If anything, Los Campesinos! seem to have two setting on their blender: very slow and frantic. "Broken Heartbeats Sound Like Breakbeats" is of the latter population, sounding like an emergency put to tape. You wonder if the band noticed a horde of wild dogs trying to get into the studio when they were recording, it has that sort of desperate energy. However, this full-on frenzy approach might not be the band at their best. No, it is songs like "Don't Tell Me to do the Math(s)" or "You! Me! Dancing!", where the band build and release the musical drama throughout that are really captivating. "Don't Tell Me to do the Math(s)" is perfect nerd-rock, making reference to Communist Russia and the Dewey Decimal System amongst other intellectual ideals, it comes across almost like an academic Replacements track. The revised (from the Sticking Fingers into Sockets EP) version of "You! Me! Dancing!" take a while to get moving, but the massive xylophone line (yes, I am a sucker for that) makes the song remarkably entertaining. Then, of course, Los Campesinos! discusses the idea that cute stationary can lead to foreplay (and beyond) on "My Year in Lists", a song that also is an excellent example of the fact you never know what/how many instruments the band might break out.

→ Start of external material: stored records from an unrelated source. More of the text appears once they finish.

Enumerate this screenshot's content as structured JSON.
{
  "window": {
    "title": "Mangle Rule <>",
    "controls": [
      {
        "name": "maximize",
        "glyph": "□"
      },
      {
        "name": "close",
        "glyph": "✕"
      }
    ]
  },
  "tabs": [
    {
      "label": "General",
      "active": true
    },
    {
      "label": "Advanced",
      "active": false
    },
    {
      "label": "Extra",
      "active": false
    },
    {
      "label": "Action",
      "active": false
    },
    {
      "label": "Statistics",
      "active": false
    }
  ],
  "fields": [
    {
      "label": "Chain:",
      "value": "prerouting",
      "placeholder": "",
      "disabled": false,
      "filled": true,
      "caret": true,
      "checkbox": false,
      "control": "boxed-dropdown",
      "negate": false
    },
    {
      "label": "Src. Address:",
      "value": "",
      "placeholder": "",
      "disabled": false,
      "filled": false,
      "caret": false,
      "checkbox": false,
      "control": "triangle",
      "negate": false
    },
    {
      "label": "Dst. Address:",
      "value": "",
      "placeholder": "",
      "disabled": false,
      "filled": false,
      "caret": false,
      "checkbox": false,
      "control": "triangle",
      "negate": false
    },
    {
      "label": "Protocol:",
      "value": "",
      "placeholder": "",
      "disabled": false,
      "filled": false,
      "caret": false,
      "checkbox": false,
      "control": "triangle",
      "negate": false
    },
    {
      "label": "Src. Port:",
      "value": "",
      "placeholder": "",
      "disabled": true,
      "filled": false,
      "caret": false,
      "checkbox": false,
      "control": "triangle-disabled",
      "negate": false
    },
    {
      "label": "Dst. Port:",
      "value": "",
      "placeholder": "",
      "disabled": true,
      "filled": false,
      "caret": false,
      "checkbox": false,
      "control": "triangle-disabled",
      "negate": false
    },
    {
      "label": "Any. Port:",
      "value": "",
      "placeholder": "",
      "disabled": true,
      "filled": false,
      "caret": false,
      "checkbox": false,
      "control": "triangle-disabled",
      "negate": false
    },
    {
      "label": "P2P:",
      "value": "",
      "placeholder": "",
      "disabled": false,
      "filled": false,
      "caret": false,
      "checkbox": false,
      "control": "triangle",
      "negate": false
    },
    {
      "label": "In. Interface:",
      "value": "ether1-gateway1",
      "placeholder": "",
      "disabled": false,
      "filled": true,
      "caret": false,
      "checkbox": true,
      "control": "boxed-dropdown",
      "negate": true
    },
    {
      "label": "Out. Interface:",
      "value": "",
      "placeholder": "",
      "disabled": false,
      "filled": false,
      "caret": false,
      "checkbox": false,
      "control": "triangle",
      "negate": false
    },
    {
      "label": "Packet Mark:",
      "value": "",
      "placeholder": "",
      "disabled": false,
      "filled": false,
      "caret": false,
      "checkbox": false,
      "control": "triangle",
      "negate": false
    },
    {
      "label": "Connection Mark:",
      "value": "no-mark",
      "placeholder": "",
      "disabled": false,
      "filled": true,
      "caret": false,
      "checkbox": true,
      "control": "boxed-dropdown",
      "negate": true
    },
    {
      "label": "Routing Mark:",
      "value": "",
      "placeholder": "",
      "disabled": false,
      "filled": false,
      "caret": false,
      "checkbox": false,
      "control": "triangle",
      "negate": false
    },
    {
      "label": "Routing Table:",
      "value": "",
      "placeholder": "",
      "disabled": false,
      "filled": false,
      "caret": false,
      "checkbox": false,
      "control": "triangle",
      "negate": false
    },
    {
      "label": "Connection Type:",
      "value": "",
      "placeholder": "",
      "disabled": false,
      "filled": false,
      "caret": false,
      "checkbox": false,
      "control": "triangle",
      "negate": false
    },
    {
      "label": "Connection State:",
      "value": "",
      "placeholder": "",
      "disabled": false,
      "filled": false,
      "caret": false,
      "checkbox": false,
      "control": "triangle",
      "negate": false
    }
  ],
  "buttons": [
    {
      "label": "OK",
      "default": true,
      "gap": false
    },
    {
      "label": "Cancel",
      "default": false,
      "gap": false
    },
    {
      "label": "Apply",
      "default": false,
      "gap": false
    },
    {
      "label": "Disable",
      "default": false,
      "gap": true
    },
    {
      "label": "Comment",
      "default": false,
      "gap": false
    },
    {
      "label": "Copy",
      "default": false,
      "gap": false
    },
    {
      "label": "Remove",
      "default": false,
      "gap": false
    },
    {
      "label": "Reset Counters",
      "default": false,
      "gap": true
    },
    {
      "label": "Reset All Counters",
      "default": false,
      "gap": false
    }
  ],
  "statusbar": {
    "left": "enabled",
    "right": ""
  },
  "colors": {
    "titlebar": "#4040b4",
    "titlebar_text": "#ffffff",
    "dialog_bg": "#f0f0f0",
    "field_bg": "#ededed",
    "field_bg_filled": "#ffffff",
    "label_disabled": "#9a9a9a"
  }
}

There seems to be a lot of discussion of Los Campesinos! in comparison to Broken Social Scene, which is justified considering they opened for BSS on tour, they're signed to Arts & Crafts Records and David Newfeld produced the Sticking Fingers into Sockets EP. However, having never really understood the fascination with BSS, I feel like comparing Los Campesinos! with Broken Social Scene does the Welsh band an injustice. Los Campesinos! have an obsession with pop songs at the core of their music, this is evident by the fact that, in anything, the key fault for Hold On Now, Youngster… is that the songs can begin to seem repetitive, slightly formulaic. If doesn't hurt that the formula, to me, is great, but I can understand that many people might just hear a bunch of youth slamming their instruments around, like a more rock oriented Go! Team (exclamation point and all). Los Campesinos! most likely have a lot more, musically, to offer, but right now they seem pretty happy to just rock out (which begs me to ask, why in the name of the Gods did they leave "International Tweexcore Underground" and "We Throw Parties, You Throw Knives" off the album? Sure, they released them on EPs and singles, but in the U.S., that just doesn't count, especially with two tremendous tracks like those).

Hold On Now, Youngster … isn't perfect. It is, however, so cute that you can't look away even if you want to. Some of you might be repulsed by this level of adorableness, but for those of you made of stronger stuff, Los Campesinos! are fun, energetic and captivating like opening the refrigerator and finding it full of tiny, frolicking kittens. The band is definitely pandering to the nerdcore scene and that demographic will eat them up, but just because you think you're too cool for that should not turn you away from Los Campesinos! You might just be missing out on the underground summer album of 2008.